─── Provided entries ───
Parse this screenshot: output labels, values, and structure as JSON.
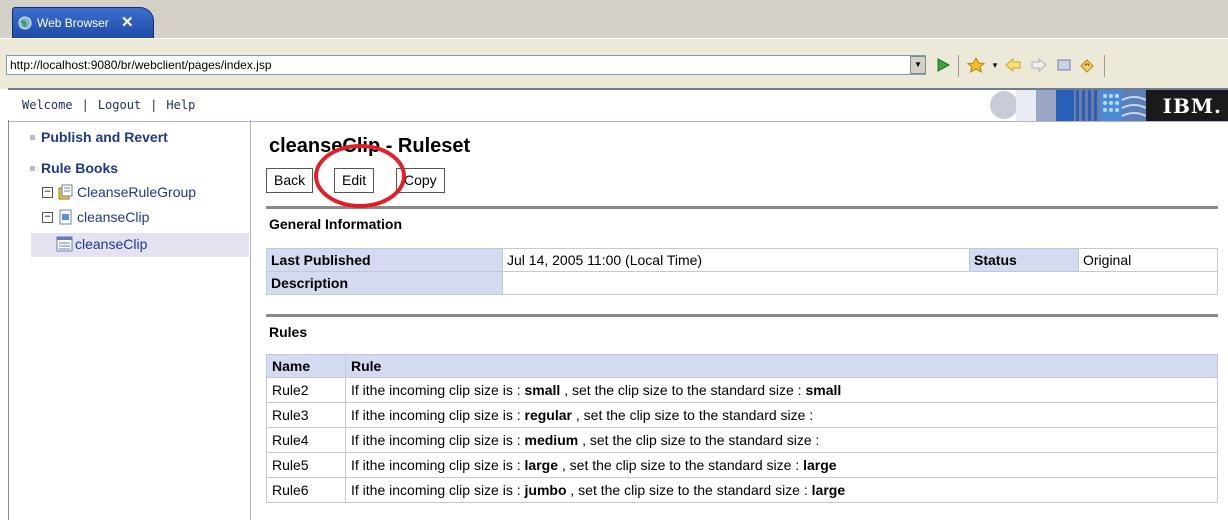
{
  "browser": {
    "tab_title": "Web Browser",
    "close_glyph": "✕",
    "url": "http://localhost:9080/br/webclient/pages/index.jsp",
    "toolbar_icons": [
      "go-icon",
      "favorites-icon",
      "back-icon",
      "forward-icon",
      "stop-icon",
      "refresh-icon"
    ]
  },
  "header": {
    "nav": [
      "Welcome",
      "Logout",
      "Help"
    ],
    "separator": "|",
    "logo": "IBM."
  },
  "sidebar": {
    "publish_revert": "Publish and Revert",
    "rule_books": "Rule Books",
    "tree": [
      {
        "label": "CleanseRuleGroup",
        "toggle": "−"
      },
      {
        "label": "cleanseClip",
        "toggle": "−"
      },
      {
        "label": "cleanseClip",
        "selected": true
      }
    ]
  },
  "main": {
    "title": "cleanseClip - Ruleset",
    "buttons": {
      "back": "Back",
      "edit": "Edit",
      "copy": "Copy"
    },
    "general_info_title": "General Information",
    "general_info": {
      "last_published_label": "Last Published",
      "last_published_value": "Jul 14, 2005 11:00 (Local Time)",
      "status_label": "Status",
      "status_value": "Original",
      "description_label": "Description",
      "description_value": ""
    },
    "rules_title": "Rules",
    "rules_table": {
      "headers": [
        "Name",
        "Rule"
      ],
      "rows": [
        {
          "name": "Rule2",
          "prefix": "If ithe incoming clip size is : ",
          "input": "small",
          "middle": " , set the clip size to the standard size : ",
          "output": "small"
        },
        {
          "name": "Rule3",
          "prefix": "If ithe incoming clip size is : ",
          "input": "regular",
          "middle": " , set the clip size to the standard size : ",
          "output": ""
        },
        {
          "name": "Rule4",
          "prefix": "If ithe incoming clip size is : ",
          "input": "medium",
          "middle": " , set the clip size to the standard size : ",
          "output": ""
        },
        {
          "name": "Rule5",
          "prefix": "If ithe incoming clip size is : ",
          "input": "large",
          "middle": " , set the clip size to the standard size : ",
          "output": "large"
        },
        {
          "name": "Rule6",
          "prefix": "If ithe incoming clip size is : ",
          "input": "jumbo",
          "middle": " , set the clip size to the standard size : ",
          "output": "large"
        }
      ]
    }
  },
  "colors": {
    "tab_blue": "#2450b5",
    "link_blue": "#1d3a8a",
    "header_cell": "#d4daf0",
    "highlight_circle": "#e41e26"
  }
}
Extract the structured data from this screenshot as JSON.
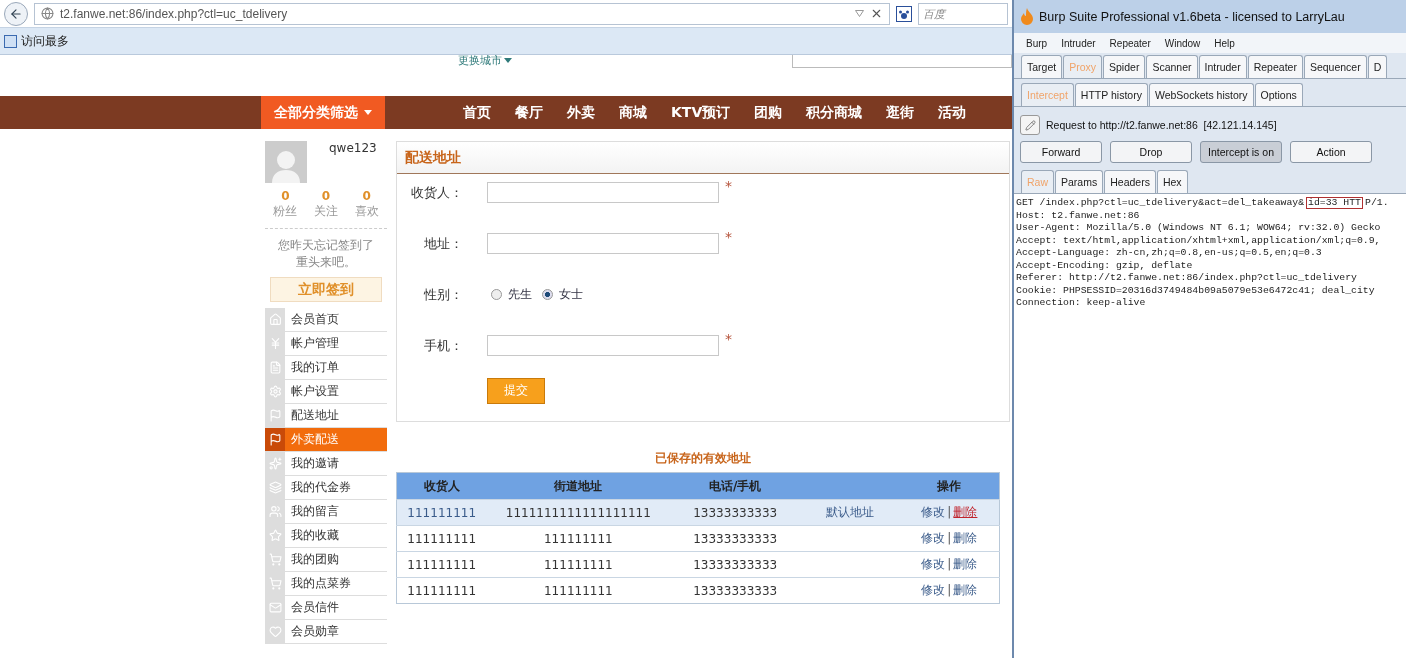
{
  "browser": {
    "url": "t2.fanwe.net:86/index.php?ctl=uc_tdelivery",
    "search": {
      "placeholder": "百度"
    },
    "bookmarks": [
      "访问最多"
    ]
  },
  "site": {
    "city_link": "更换城市",
    "category_button": "全部分类筛选",
    "nav": [
      {
        "label": "首页"
      },
      {
        "label": "餐厅"
      },
      {
        "label": "外卖"
      },
      {
        "label": "商城"
      },
      {
        "label": "KTV预订"
      },
      {
        "label": "团购"
      },
      {
        "label": "积分商城"
      },
      {
        "label": "逛街"
      },
      {
        "label": "活动"
      }
    ],
    "user": {
      "name": "qwe123",
      "stats": [
        {
          "value": "0",
          "label": "粉丝"
        },
        {
          "value": "0",
          "label": "关注"
        },
        {
          "value": "0",
          "label": "喜欢"
        }
      ],
      "checkin_notice": "您昨天忘记签到了重头来吧。",
      "checkin_button": "立即签到"
    },
    "menu": [
      {
        "label": "会员首页",
        "selected": false
      },
      {
        "label": "帐户管理",
        "selected": false
      },
      {
        "label": "我的订单",
        "selected": false
      },
      {
        "label": "帐户设置",
        "selected": false
      },
      {
        "label": "配送地址",
        "selected": false
      },
      {
        "label": "外卖配送",
        "selected": true
      },
      {
        "label": "我的邀请",
        "selected": false
      },
      {
        "label": "我的代金券",
        "selected": false
      },
      {
        "label": "我的留言",
        "selected": false
      },
      {
        "label": "我的收藏",
        "selected": false
      },
      {
        "label": "我的团购",
        "selected": false
      },
      {
        "label": "我的点菜券",
        "selected": false
      },
      {
        "label": "会员信件",
        "selected": false
      },
      {
        "label": "会员勋章",
        "selected": false
      }
    ],
    "form": {
      "title": "配送地址",
      "fields": [
        {
          "kind": "text",
          "label": "收货人：",
          "required_mark": "*"
        },
        {
          "kind": "text",
          "label": "地址：",
          "required_mark": "*"
        },
        {
          "kind": "radio",
          "label": "性别：",
          "options": [
            {
              "label": "先生",
              "selected": false
            },
            {
              "label": "女士",
              "selected": true
            }
          ]
        },
        {
          "kind": "text",
          "label": "手机：",
          "required_mark": "*"
        }
      ],
      "submit": "提交"
    },
    "table": {
      "title": "已保存的有效地址",
      "columns": [
        {
          "label": "收货人"
        },
        {
          "label": "街道地址"
        },
        {
          "label": "电话/手机"
        },
        {},
        {
          "label": "操作"
        }
      ],
      "rows": [
        {
          "highlighted": true,
          "cells": [
            "111111111",
            "1111111111111111111",
            "13333333333",
            "默认地址"
          ],
          "actions": [
            {
              "kind": "link",
              "label": "修改",
              "hover": false
            },
            {
              "kind": "separator",
              "label": "|"
            },
            {
              "kind": "link",
              "label": "删除",
              "hover": true
            }
          ]
        },
        {
          "highlighted": false,
          "cells": [
            "111111111",
            "111111111",
            "13333333333"
          ],
          "actions": [
            {
              "kind": "link",
              "label": "修改",
              "hover": false
            },
            {
              "kind": "separator",
              "label": "|"
            },
            {
              "kind": "link",
              "label": "删除",
              "hover": false
            }
          ]
        },
        {
          "highlighted": false,
          "cells": [
            "111111111",
            "111111111",
            "13333333333"
          ],
          "actions": [
            {
              "kind": "link",
              "label": "修改",
              "hover": false
            },
            {
              "kind": "separator",
              "label": "|"
            },
            {
              "kind": "link",
              "label": "删除",
              "hover": false
            }
          ]
        },
        {
          "highlighted": false,
          "cells": [
            "111111111",
            "111111111",
            "13333333333"
          ],
          "actions": [
            {
              "kind": "link",
              "label": "修改",
              "hover": false
            },
            {
              "kind": "separator",
              "label": "|"
            },
            {
              "kind": "link",
              "label": "删除",
              "hover": false
            }
          ]
        }
      ]
    }
  },
  "burp": {
    "title": "Burp Suite Professional v1.6beta - licensed to LarryLau",
    "menu": [
      "Burp",
      "Intruder",
      "Repeater",
      "Window",
      "Help"
    ],
    "tabs": [
      {
        "label": "Target",
        "selected": false
      },
      {
        "label": "Proxy",
        "selected": true
      },
      {
        "label": "Spider",
        "selected": false
      },
      {
        "label": "Scanner",
        "selected": false
      },
      {
        "label": "Intruder",
        "selected": false
      },
      {
        "label": "Repeater",
        "selected": false
      },
      {
        "label": "Sequencer",
        "selected": false
      },
      {
        "label": "D",
        "selected": false
      }
    ],
    "subtabs": [
      {
        "label": "Intercept",
        "selected": true
      },
      {
        "label": "HTTP history",
        "selected": false
      },
      {
        "label": "WebSockets history",
        "selected": false
      },
      {
        "label": "Options",
        "selected": false
      }
    ],
    "request_target": "Request to http://t2.fanwe.net:86  [42.121.14.145]",
    "buttons": [
      {
        "label": "Forward",
        "pressed": false
      },
      {
        "label": "Drop",
        "pressed": false
      },
      {
        "label": "Intercept is on",
        "pressed": true
      },
      {
        "label": "Action",
        "pressed": false
      }
    ],
    "editor_tabs": [
      {
        "label": "Raw",
        "selected": true
      },
      {
        "label": "Params",
        "selected": false
      },
      {
        "label": "Headers",
        "selected": false
      },
      {
        "label": "Hex",
        "selected": false
      }
    ],
    "request_lines": [
      {
        "parts": [
          {
            "text": "GET /index.php?ctl=uc_tdelivery&act=del_takeaway&",
            "boxed": false
          },
          {
            "text": "id=33 HTT",
            "boxed": true
          },
          {
            "text": "P/1.",
            "boxed": false
          }
        ]
      },
      {
        "parts": [
          {
            "text": "Host: t2.fanwe.net:86",
            "boxed": false
          }
        ]
      },
      {
        "parts": [
          {
            "text": "User-Agent: Mozilla/5.0 (Windows NT 6.1; WOW64; rv:32.0) Gecko",
            "boxed": false
          }
        ]
      },
      {
        "parts": [
          {
            "text": "Accept: text/html,application/xhtml+xml,application/xml;q=0.9,",
            "boxed": false
          }
        ]
      },
      {
        "parts": [
          {
            "text": "Accept-Language: zh-cn,zh;q=0.8,en-us;q=0.5,en;q=0.3",
            "boxed": false
          }
        ]
      },
      {
        "parts": [
          {
            "text": "Accept-Encoding: gzip, deflate",
            "boxed": false
          }
        ]
      },
      {
        "parts": [
          {
            "text": "Referer: http://t2.fanwe.net:86/index.php?ctl=uc_tdelivery",
            "boxed": false
          }
        ]
      },
      {
        "parts": [
          {
            "text": "Cookie: PHPSESSID=20316d3749484b09a5079e53e6472c41; deal_city",
            "boxed": false
          }
        ]
      },
      {
        "parts": [
          {
            "text": "Connection: keep-alive",
            "boxed": false
          }
        ]
      }
    ]
  }
}
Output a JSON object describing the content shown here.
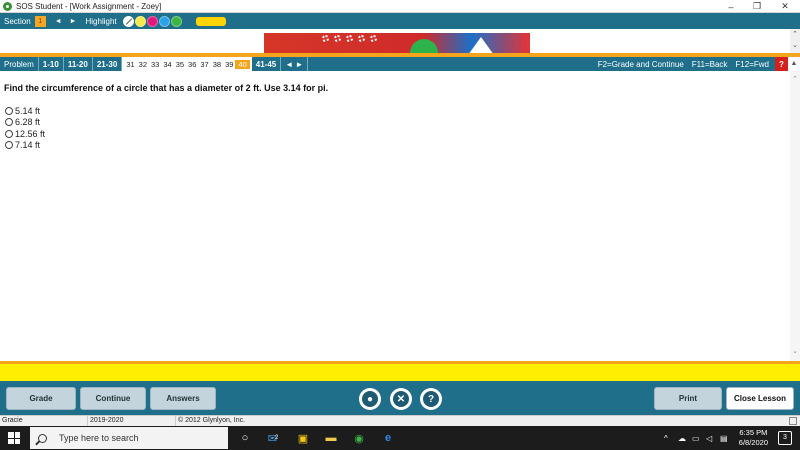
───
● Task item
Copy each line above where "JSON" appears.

● Written reply
Parse this screenshot: output labels, values, and structure as JSON.
Extract the structured data from this screenshot as JSON.
Output a JSON object describing the content shown here.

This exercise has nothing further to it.